The division of this monograph into a synchronic part and a diachronic part is mainly for expository reasons, although this distinction is not clear-cut. Actually, there is some degree of parallelness in the topics that are treated in the diachronic and synchronic sections. The treatment of certain basic issues did not always justify separate synchronic and diachronic sections, as in the case of the first section, to which we now turn.

-68-

Notes for this page

Add a new note
If you are trying to select text to create highlights or citations, remember that you must now click or tap on the first word, and then click or tap on the last word.
One moment ...
Default project is now your active project.
Project items

Items saved from this book

This book has been saved
Highlights (0)
Some of your highlights are legacy items.

Highlights saved before July 30, 2012 will not be displayed on their respective source pages.

You can easily re-create the highlights by opening the book page or article, selecting the text, and clicking “Highlight.”

Citations (0)
Some of your citations are legacy items.

Any citation created before July 30, 2012 will labeled as a “Cited page.” New citations will be saved as cited passages, pages or articles.

We also added the ability to view new citations from your projects or the book or article where you created them.

Notes (0)
Bookmarks (0)

You have no saved items from this book

Project items include:
  • Saved book/article
  • Highlights
  • Quotes/citations
  • Notes
  • Bookmarks
Notes
Cite this page

Cited page

Style
Citations are available only to our active members.
Sign up now to cite pages or passages in MLA, APA and Chicago citation styles.

(Einhorn, 1992, p. 25)

(Einhorn 25)

1

1. Lois J. Einhorn, Abraham Lincoln, the Orator: Penetrating the Lincoln Legend (Westport, CT: Greenwood Press, 1992), 25, http://www.questia.com/read/27419298.

Cited page

Bookmark this page
Linguistic Structure and Change: An Explanation from Language Processing
Table of contents

Table of contents

  • Title Page iii
  • Preface vii
  • Contents ix
  • List of Abbreviations xii
  • 1 - On the 'Art' of Explanation 1
  • 2 - Explanation from a Macrolinguistic Perspective 18
  • 3 - Method 56
  • 4 - Language Structure 68
  • 5 - Language Change 165
  • 6 - Poetic Language 259
  • 7 - Discussion 278
  • 8 - A Psycholinguistic Model of Language Structure and Change 282
  • 9 - Implications for Psycholinguistic Theory 300
  • 10 - The Overall Perspective: Reductionist or Non-Reductionist? 302
  • References 314
  • Index 333
Settings

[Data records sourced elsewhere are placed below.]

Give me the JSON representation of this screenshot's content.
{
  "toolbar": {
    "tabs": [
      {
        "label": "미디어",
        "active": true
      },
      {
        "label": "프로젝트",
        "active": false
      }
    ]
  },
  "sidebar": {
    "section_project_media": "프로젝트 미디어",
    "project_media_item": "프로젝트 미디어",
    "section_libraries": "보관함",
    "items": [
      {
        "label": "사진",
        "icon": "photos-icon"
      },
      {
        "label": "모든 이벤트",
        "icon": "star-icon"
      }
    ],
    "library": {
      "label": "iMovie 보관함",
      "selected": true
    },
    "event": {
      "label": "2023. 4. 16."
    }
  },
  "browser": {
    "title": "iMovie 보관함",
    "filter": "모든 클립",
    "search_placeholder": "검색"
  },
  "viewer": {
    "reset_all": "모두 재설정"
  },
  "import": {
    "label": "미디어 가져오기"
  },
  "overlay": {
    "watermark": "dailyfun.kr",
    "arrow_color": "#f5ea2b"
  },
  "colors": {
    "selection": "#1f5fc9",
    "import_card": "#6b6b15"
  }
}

Settings

Typeface
Text size Smaller Larger Reset View mode
Search within

Search within this book

Look up

Look up a word

  • Dictionary
  • Thesaurus
Please submit a word or phrase above.
Print this page

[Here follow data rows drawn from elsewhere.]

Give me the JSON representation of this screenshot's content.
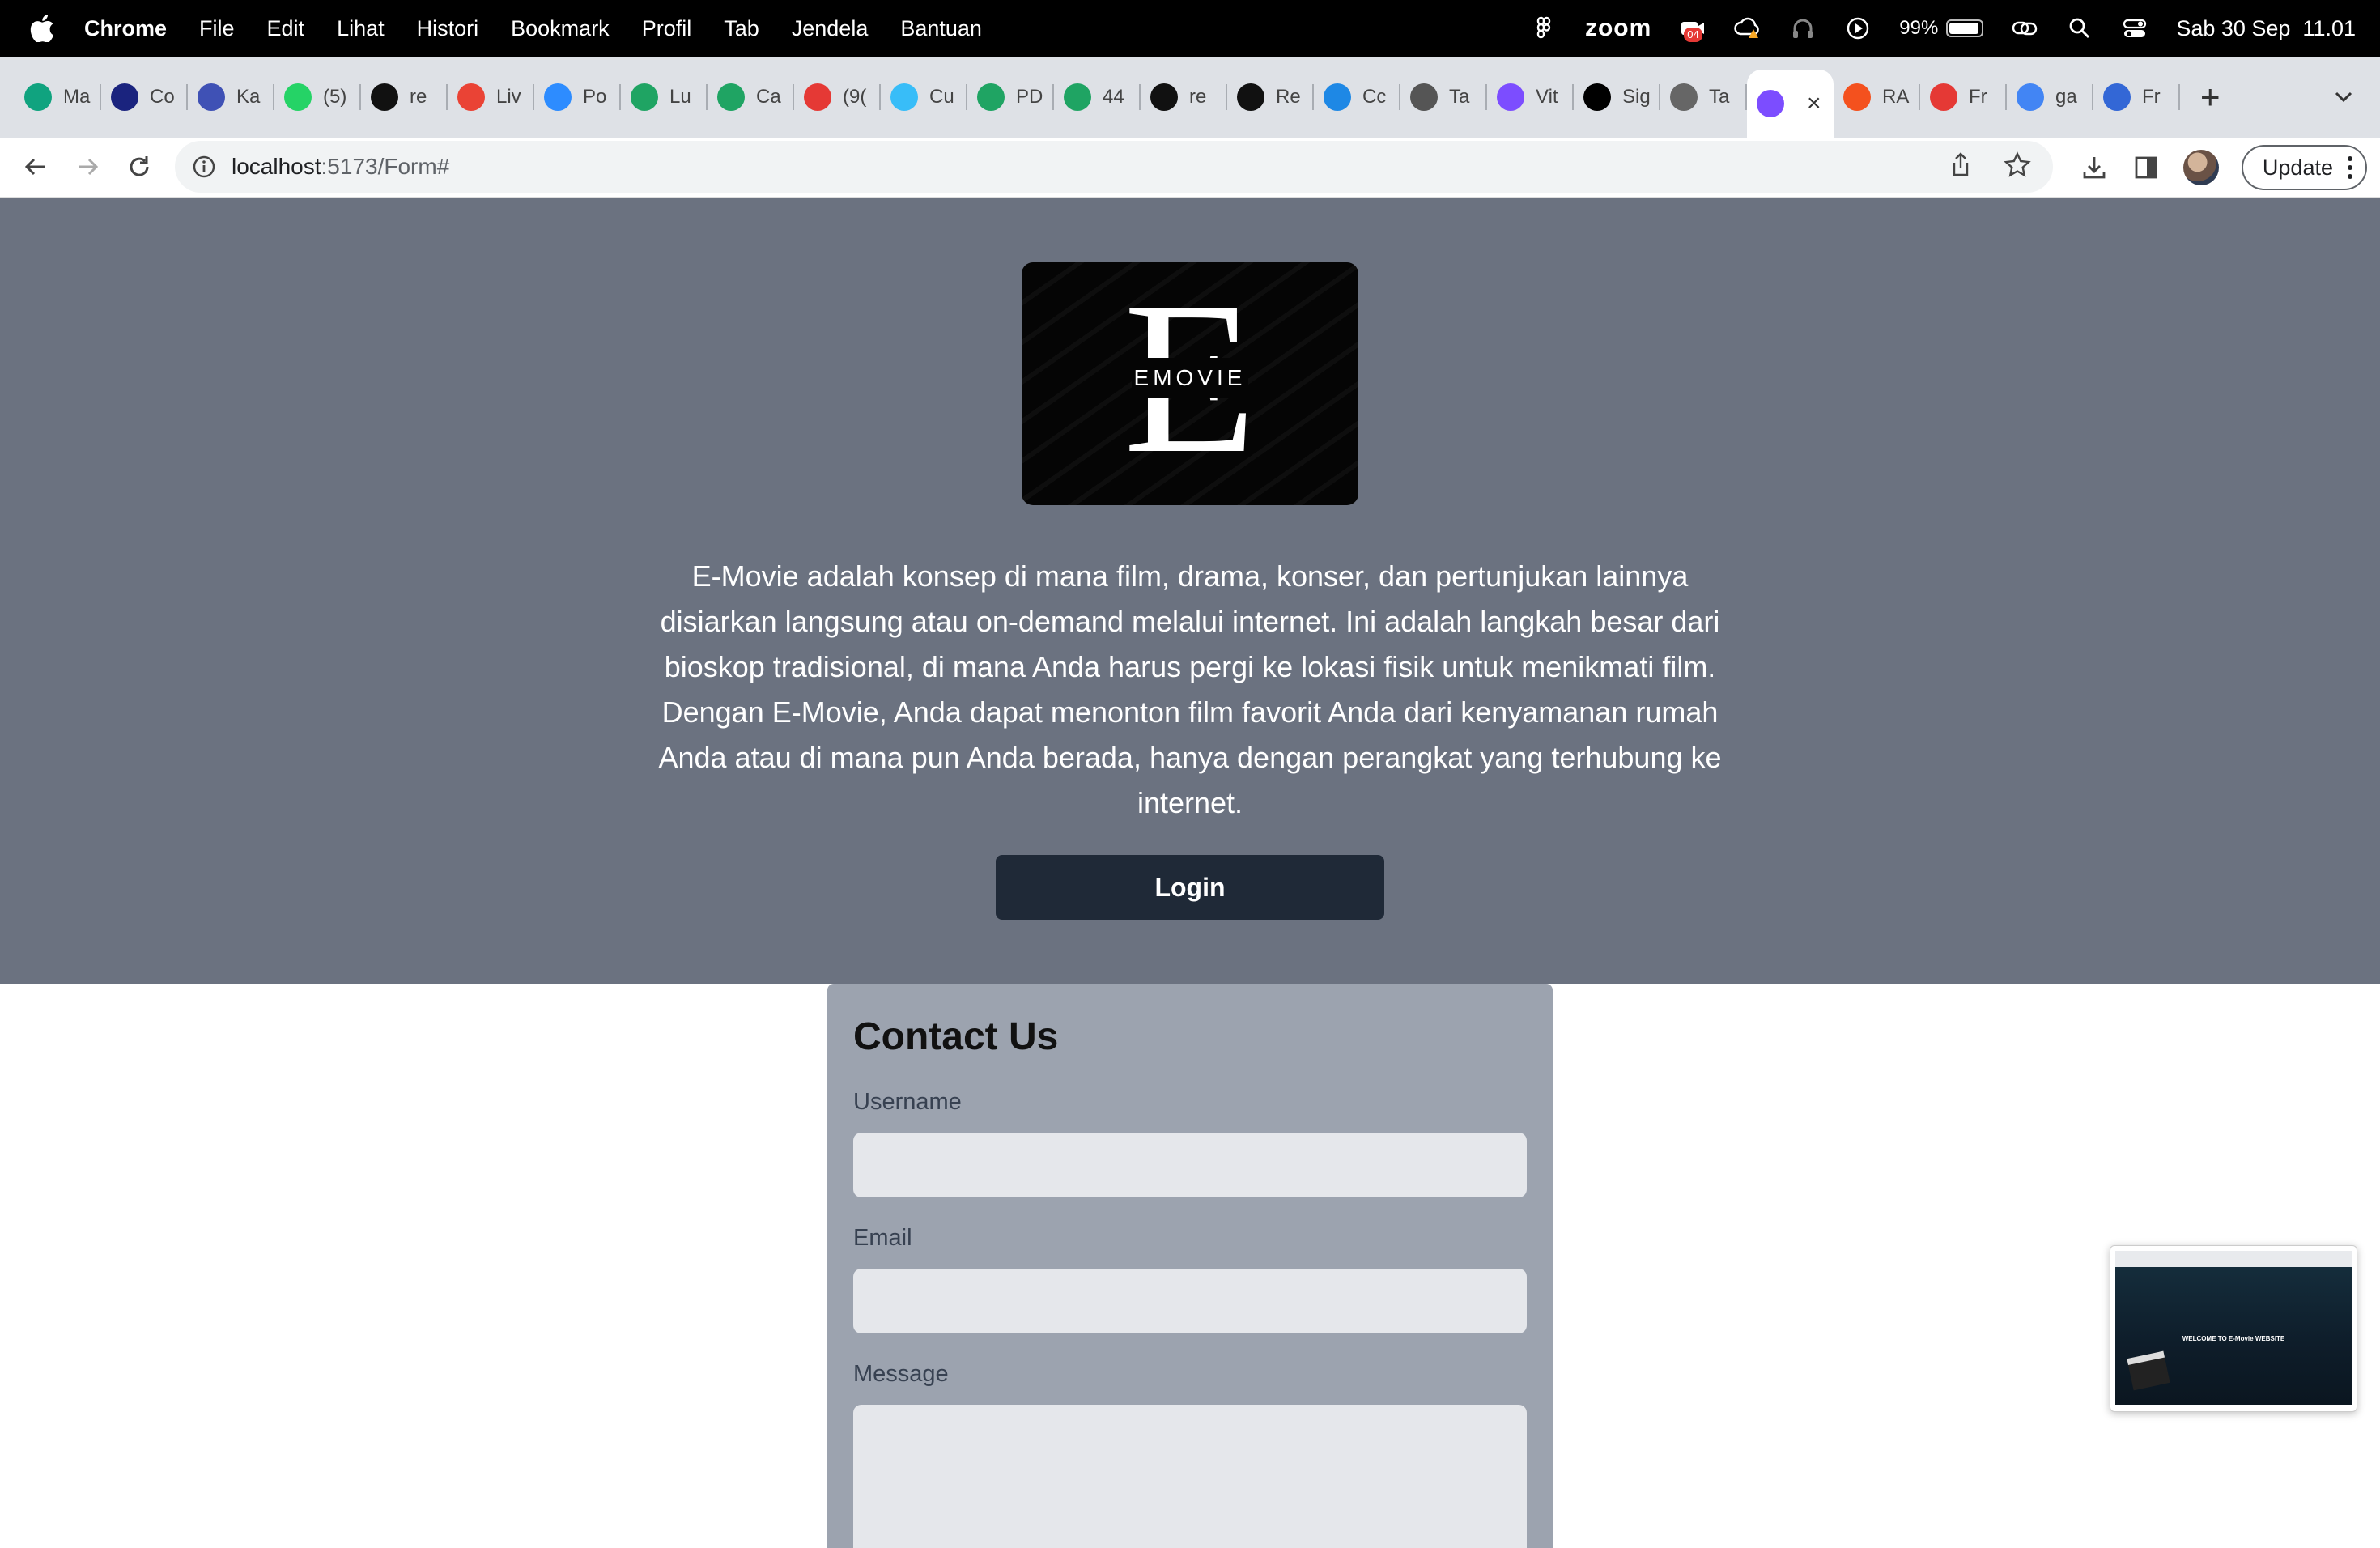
{
  "menubar": {
    "app_name": "Chrome",
    "menus": [
      "File",
      "Edit",
      "Lihat",
      "Histori",
      "Bookmark",
      "Profil",
      "Tab",
      "Jendela",
      "Bantuan"
    ],
    "zoom_label": "zoom",
    "zoom_badge": "04",
    "battery": "99%",
    "datetime": "Sab 30 Sep  11.01"
  },
  "tabs": [
    {
      "label": "Ma",
      "icon": "chatgpt-icon",
      "color": "#10a37f"
    },
    {
      "label": "Co",
      "icon": "one-icon",
      "color": "#1a237e"
    },
    {
      "label": "Ka",
      "icon": "kampus-icon",
      "color": "#3f51b5"
    },
    {
      "label": "(5)",
      "icon": "whatsapp-icon",
      "color": "#25d366"
    },
    {
      "label": "re",
      "icon": "github-icon",
      "color": "#111111"
    },
    {
      "label": "Liv",
      "icon": "gmail-icon",
      "color": "#ea4335"
    },
    {
      "label": "Po",
      "icon": "zoom-icon",
      "color": "#2d8cff"
    },
    {
      "label": "Lu",
      "icon": "drive-icon",
      "color": "#1fa463"
    },
    {
      "label": "Ca",
      "icon": "drive-icon",
      "color": "#1fa463"
    },
    {
      "label": "(9(",
      "icon": "badge-909-icon",
      "color": "#e53935"
    },
    {
      "label": "Cu",
      "icon": "tailwind-icon",
      "color": "#38bdf8"
    },
    {
      "label": "PD",
      "icon": "drive-icon",
      "color": "#1fa463"
    },
    {
      "label": "44",
      "icon": "drive-icon",
      "color": "#1fa463"
    },
    {
      "label": "re",
      "icon": "github-icon",
      "color": "#111111"
    },
    {
      "label": "Re",
      "icon": "github-icon",
      "color": "#111111"
    },
    {
      "label": "Cc",
      "icon": "react-icon",
      "color": "#1e88e5"
    },
    {
      "label": "Ta",
      "icon": "chrome-icon",
      "color": "#555555"
    },
    {
      "label": "Vit",
      "icon": "vite-icon",
      "color": "#7c4dff"
    },
    {
      "label": "Sig",
      "icon": "vercel-icon",
      "color": "#000000"
    },
    {
      "label": "Ta",
      "icon": "globe-icon",
      "color": "#666666"
    },
    {
      "label": "",
      "icon": "vite-icon",
      "color": "#7c4dff",
      "active": true
    },
    {
      "label": "RA",
      "icon": "wallet-icon",
      "color": "#f4511e"
    },
    {
      "label": "Fr",
      "icon": "s-icon",
      "color": "#e53935"
    },
    {
      "label": "ga",
      "icon": "google-icon",
      "color": "#4285f4"
    },
    {
      "label": "Fr",
      "icon": "forms-icon",
      "color": "#3367d6"
    }
  ],
  "toolbar": {
    "url_host": "localhost",
    "url_rest": ":5173/Form#",
    "update_label": "Update"
  },
  "hero": {
    "logo_letter": "E",
    "logo_text": "EMOVIE",
    "description": "E-Movie adalah konsep di mana film, drama, konser, dan pertunjukan lainnya disiarkan langsung atau on-demand melalui internet. Ini adalah langkah besar dari bioskop tradisional, di mana Anda harus pergi ke lokasi fisik untuk menikmati film. Dengan E-Movie, Anda dapat menonton film favorit Anda dari kenyamanan rumah Anda atau di mana pun Anda berada, hanya dengan perangkat yang terhubung ke internet.",
    "login_label": "Login"
  },
  "contact": {
    "title": "Contact Us",
    "username_label": "Username",
    "username_value": "",
    "email_label": "Email",
    "email_value": "",
    "message_label": "Message",
    "message_value": ""
  },
  "pip": {
    "title": "WELCOME TO E-Movie WEBSITE"
  },
  "colors": {
    "hero_bg": "#6b7280",
    "button_bg": "#1f2937",
    "card_bg": "#9ca3af",
    "input_bg": "#e5e7eb"
  }
}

Print this page

Why can't I print more than one page at a time?

Full screen
/ 336

matching results for page

Cited passage

Style
Citations are available only to our active members.
Sign up now to cite pages or passages in MLA, APA and Chicago citation styles.

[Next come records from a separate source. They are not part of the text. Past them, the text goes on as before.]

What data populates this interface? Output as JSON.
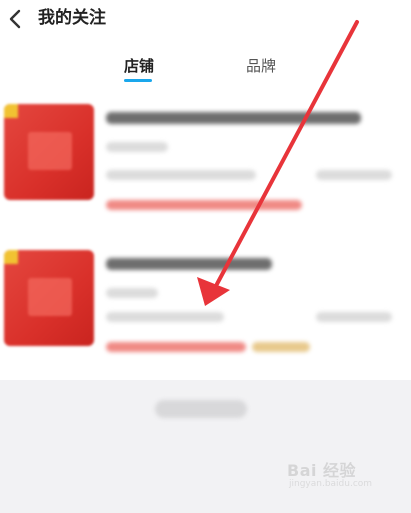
{
  "header": {
    "title": "我的关注",
    "back_icon": "chevron-left-icon"
  },
  "tabs": [
    {
      "label": "店铺",
      "active": true
    },
    {
      "label": "品牌",
      "active": false
    }
  ],
  "colors": {
    "accent": "#1aa7ec",
    "thumb_red": "#d9302a",
    "arrow_red": "#e8343a",
    "background": "#f2f2f4"
  },
  "watermark": {
    "text": "Bai 经验",
    "url_text": "jingyan.baidu.com"
  }
}
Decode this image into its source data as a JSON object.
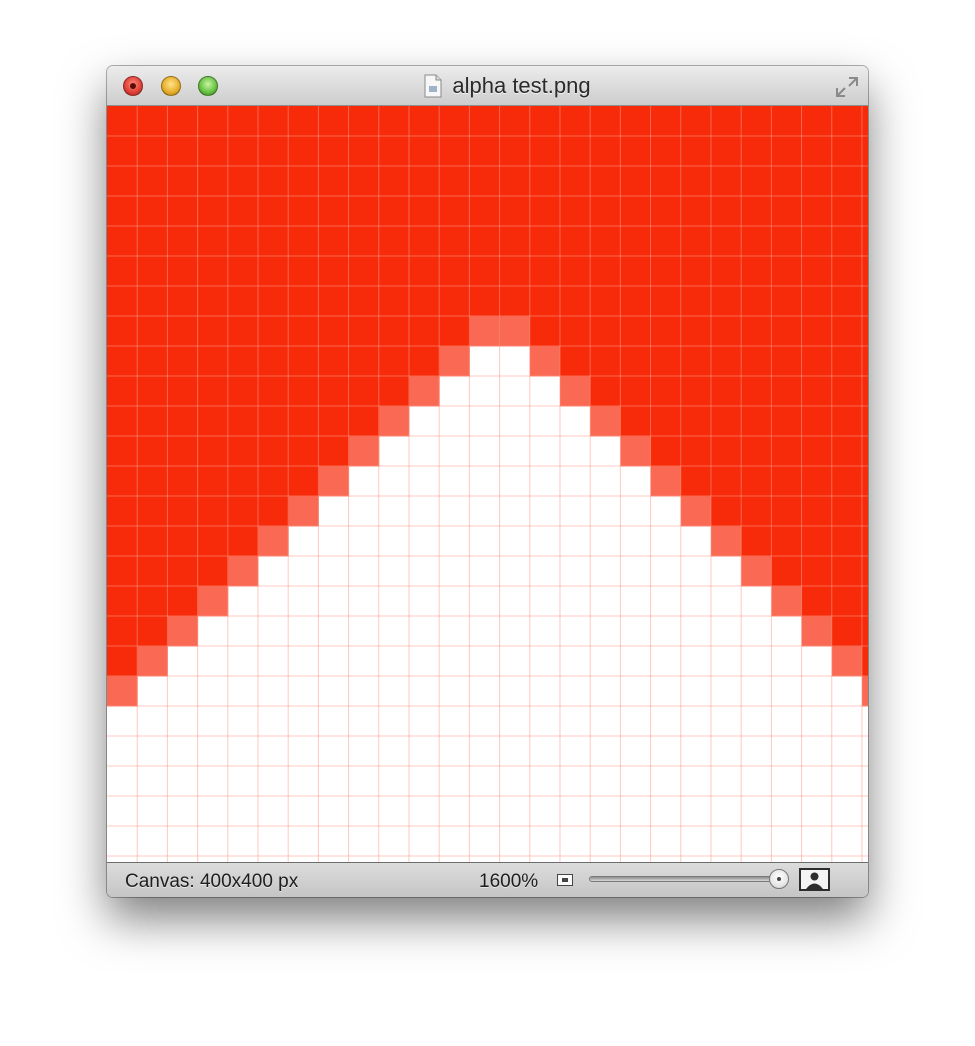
{
  "window": {
    "title": "alpha test.png",
    "file_icon": "document-icon"
  },
  "titlebar_buttons": [
    {
      "name": "close",
      "color": "#e0443a"
    },
    {
      "name": "minimize",
      "color": "#e9b230"
    },
    {
      "name": "zoom",
      "color": "#6cc548"
    }
  ],
  "canvas": {
    "fill_color": "#f72a0a",
    "background_color": "#ffffff",
    "grid_color": "#ff9b8b",
    "pixel_columns": 26,
    "pixel_rows": 25
  },
  "statusbar": {
    "canvas_size": "Canvas: 400x400 px",
    "zoom_level": "1600%",
    "zoom_slider_value": 1.0,
    "small_icon": "image-small-icon",
    "large_icon": "image-large-icon"
  }
}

"Portraying himself as an honest, ordinary person helped Lincoln identify with his audiences." (Einhorn, 1992, p. 25).

"Portraying himself as an honest, ordinary person helped Lincoln identify with his audiences." (Einhorn 25)

"Portraying himself as an honest, ordinary person helped Lincoln identify with his audiences."1

1. Lois J. Einhorn, Abraham Lincoln, the Orator: Penetrating the Lincoln Legend (Westport, CT: Greenwood Press, 1992), 25, http://www.questia.com/read/27419298.

Cited passage

Thanks for trying Questia!

Please continue trying out our research tools, but please note, full functionality is available only to our active members.

Your work will be lost once you leave this Web page.

For full access in an ad-free environment, sign up now for a FREE, 1-day trial.

Already a member? Log in now.